An evening with Innocent
Innocent. Most of us know the brand from their quirky television ads and the delicious smoothies that disappear in a matter of glugs because they’re so good. Last night I was invited to an ‘Innocent Inspires‘ evening to hear five guest speakers talk about their own achievements in changing the world. An evening of sustainability, ethical buying, social enterprise – all taking place in a gorgeous yurt in a secretive London park seemed rather wonderful. The premise was simple; learn about how to change the world for the better, and walk away with some inspiration to do something, no matter how small. Richard Reed, founder of Innocent, kicked things off with a quick introduction, revealing that Innocent gives 10% of their profit to charity. I had no idea about that. I also didn’t know that the entire concept to make healthy smoothies came from an intense hangover. Sounds like my kind of world. Then he passed us over to five speakers, all of whom had varying degrees of inspiration as you’ll see below.
Arthur Dawson Potts
Arthur has a HUGE history in food and is a well renowned chef. In my eyes, his best achievement was creating Acorn House; the world’s first urban and fully sustainable restaurant, right here in London. But there’s so much to the story of food, and Arthur’s message was that cities are inherently unsustainable. Yes, when London had a population of a million, food was still grown on the doorstep. But with the emergence of fuel, energy, rail, air and car, food’s now brought into the capital with astonishing speed. So fast, in fact, that sometimes he can’t use the ingredients until they’ve matured a little.
The problem is, cities can’t go on this way. Oil and gas costs are already high, and are likely to become staggeringly expensive over the next few decades. Food prices will then soar to cope with the expenses involved of transportation. Eventually, you get to a situation where cites are no longer viable. Basically, the take home message was to eat ethically, support your local growers and grow your own where possible.
Having grown up in Scotland, Henrietta embarked on a new journey down in London as she developed her passion in fashion. We’ve all heard the stories; large production houses have downsized as Britain’s become more reliant on cheaper labour abroad. As such, skilled cutters, weavers etc. have had no other option but to become cabbies or shop workers. Henrietta talked of the need to recycle and reuses scraps of fabric, whilst looking closer to home for fashion that’s been made in the UK by British workers.
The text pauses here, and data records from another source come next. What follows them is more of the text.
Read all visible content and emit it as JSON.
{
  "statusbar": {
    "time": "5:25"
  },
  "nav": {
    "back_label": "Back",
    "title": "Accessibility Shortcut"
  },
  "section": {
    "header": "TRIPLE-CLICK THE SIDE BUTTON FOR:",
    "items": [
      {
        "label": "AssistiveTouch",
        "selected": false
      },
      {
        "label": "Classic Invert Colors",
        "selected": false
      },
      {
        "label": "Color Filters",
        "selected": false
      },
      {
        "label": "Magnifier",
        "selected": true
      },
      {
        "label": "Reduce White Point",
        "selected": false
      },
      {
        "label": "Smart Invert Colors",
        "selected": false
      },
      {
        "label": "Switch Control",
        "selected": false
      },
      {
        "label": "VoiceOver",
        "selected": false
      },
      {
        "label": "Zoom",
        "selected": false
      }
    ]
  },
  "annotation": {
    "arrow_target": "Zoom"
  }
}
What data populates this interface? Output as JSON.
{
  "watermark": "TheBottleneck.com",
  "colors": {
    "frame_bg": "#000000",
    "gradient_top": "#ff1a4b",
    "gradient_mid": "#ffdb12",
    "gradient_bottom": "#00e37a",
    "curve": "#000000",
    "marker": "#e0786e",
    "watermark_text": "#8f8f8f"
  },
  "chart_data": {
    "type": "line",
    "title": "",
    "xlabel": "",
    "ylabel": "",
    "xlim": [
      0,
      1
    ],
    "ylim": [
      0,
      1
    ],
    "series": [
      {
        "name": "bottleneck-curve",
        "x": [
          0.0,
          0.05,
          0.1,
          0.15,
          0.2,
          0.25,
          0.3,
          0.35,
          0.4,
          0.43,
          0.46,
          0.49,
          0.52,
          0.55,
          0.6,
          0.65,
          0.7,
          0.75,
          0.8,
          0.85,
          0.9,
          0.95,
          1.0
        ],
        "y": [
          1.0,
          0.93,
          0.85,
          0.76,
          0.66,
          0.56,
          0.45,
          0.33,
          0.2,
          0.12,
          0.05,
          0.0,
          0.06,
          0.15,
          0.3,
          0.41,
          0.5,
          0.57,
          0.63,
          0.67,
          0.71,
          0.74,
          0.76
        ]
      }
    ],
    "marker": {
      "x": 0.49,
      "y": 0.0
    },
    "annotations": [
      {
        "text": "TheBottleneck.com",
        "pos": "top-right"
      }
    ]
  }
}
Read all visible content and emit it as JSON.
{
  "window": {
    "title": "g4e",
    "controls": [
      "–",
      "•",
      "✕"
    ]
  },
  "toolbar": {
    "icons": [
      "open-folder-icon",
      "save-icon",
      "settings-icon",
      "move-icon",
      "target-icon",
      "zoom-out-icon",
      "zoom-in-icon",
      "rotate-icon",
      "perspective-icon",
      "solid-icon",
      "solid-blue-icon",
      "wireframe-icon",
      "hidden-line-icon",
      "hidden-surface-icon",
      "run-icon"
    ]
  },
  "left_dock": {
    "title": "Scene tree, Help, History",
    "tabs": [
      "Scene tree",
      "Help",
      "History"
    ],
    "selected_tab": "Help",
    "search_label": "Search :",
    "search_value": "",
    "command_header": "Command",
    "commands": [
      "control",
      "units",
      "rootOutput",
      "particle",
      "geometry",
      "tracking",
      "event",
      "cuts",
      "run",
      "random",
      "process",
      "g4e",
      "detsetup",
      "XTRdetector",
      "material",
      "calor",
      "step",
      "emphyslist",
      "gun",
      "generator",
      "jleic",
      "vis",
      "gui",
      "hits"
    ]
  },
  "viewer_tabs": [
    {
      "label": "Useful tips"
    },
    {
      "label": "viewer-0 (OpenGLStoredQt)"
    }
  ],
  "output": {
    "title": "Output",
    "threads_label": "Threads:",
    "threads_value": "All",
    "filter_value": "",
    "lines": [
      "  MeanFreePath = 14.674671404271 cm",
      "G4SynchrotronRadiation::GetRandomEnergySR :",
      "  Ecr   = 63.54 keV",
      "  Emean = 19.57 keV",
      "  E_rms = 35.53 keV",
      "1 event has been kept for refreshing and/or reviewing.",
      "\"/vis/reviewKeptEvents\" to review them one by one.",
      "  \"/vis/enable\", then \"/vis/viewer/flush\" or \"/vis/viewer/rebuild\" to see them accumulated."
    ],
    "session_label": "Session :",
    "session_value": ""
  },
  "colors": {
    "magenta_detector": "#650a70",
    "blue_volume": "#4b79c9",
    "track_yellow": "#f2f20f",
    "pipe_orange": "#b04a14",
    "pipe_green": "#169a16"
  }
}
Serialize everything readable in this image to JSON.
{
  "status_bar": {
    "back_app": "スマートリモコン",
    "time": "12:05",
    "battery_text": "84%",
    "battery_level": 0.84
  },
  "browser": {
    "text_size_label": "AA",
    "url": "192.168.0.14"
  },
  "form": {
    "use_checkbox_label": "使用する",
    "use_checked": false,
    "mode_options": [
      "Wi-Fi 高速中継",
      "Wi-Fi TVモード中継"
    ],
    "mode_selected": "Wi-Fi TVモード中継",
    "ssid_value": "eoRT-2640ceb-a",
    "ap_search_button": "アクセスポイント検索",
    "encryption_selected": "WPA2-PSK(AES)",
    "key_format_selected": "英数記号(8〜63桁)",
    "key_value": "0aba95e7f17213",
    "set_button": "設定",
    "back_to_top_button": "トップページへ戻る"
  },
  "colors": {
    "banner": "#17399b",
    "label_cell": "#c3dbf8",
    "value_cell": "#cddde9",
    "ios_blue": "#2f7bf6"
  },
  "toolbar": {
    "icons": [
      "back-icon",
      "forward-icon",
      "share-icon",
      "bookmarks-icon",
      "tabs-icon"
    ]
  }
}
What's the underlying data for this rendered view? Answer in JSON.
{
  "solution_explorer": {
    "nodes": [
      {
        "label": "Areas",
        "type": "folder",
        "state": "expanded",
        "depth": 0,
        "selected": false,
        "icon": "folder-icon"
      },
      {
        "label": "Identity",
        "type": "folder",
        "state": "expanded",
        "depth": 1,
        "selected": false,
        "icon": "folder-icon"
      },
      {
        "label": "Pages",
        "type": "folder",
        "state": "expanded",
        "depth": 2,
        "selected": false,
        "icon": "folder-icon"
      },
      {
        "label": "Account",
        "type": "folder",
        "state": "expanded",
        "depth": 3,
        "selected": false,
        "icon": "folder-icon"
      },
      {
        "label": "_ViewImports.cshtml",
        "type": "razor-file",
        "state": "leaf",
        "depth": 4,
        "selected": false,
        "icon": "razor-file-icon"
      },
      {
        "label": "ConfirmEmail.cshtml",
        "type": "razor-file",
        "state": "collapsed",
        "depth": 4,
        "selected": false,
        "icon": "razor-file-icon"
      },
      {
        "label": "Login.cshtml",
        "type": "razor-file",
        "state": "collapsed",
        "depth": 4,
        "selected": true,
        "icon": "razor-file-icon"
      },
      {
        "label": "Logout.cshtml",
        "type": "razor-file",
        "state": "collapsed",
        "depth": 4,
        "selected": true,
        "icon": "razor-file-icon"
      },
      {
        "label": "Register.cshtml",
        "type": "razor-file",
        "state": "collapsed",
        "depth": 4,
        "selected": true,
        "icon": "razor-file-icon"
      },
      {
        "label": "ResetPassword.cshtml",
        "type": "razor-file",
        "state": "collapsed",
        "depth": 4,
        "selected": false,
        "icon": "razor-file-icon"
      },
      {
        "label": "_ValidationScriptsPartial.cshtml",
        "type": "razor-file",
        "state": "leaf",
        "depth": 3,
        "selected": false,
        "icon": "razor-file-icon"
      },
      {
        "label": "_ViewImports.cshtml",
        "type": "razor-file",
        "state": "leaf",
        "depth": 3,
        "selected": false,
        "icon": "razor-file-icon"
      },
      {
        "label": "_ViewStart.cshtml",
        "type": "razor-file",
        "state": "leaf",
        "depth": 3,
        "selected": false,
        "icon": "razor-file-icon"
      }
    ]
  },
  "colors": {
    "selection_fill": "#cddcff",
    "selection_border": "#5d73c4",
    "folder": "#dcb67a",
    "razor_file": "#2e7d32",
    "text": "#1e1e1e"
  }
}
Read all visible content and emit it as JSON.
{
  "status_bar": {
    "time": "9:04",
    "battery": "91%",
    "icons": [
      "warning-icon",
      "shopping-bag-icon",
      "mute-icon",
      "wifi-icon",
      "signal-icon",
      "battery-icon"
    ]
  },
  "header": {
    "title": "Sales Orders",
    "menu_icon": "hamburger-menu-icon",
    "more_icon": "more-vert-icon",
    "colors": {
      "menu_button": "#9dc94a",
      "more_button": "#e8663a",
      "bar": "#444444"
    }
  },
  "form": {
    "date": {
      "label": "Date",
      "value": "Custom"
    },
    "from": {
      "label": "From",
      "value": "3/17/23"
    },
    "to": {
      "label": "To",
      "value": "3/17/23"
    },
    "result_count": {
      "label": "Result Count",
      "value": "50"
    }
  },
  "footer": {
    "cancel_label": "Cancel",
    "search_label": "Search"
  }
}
Richard Reynolds (right) is Britain’s famed guerilla gardener. If you haven’t read his story, then seriously, read his book. Richard, much like Arthur, is a huge proponent of gardening and growing in cities, though Richard’s antics are a little illicit. And, whether you’re pimping pavements or transforming a roundabout, getting gardening involved. If you read his book, there’s lots of tricks to avoid arrest!
Unfortunately, out of the group, Laura really wasn’t the least bit inspiring. If she had a message, it got lost in her own stage interview which, with everyone else talking to the audience, came off as arrogant. The flip side of her ramblings about cycling and ‘babies’ was that the inspiration flowing from the other guest speakers seemed all the more heightened.
Dan runs Good For Nothing, a social collaboration that helps companies grow by providing groups of volunteers to brain storm and provide a think tank. His idea is to get away from money controlled society, and make collaborating seem a far beneficial process for all involved.
Overall, I really enjoyed the evening, nibbles and all. I came away with a Richard Reynolds seed bomb, some Innocent smoothies and four lettuces ready to plonk into the ground. I’m inspired to get my own guerilla gardening patch going again, and have even more drive to shop ethically and produce more home-grown food, so the evening did it’s job!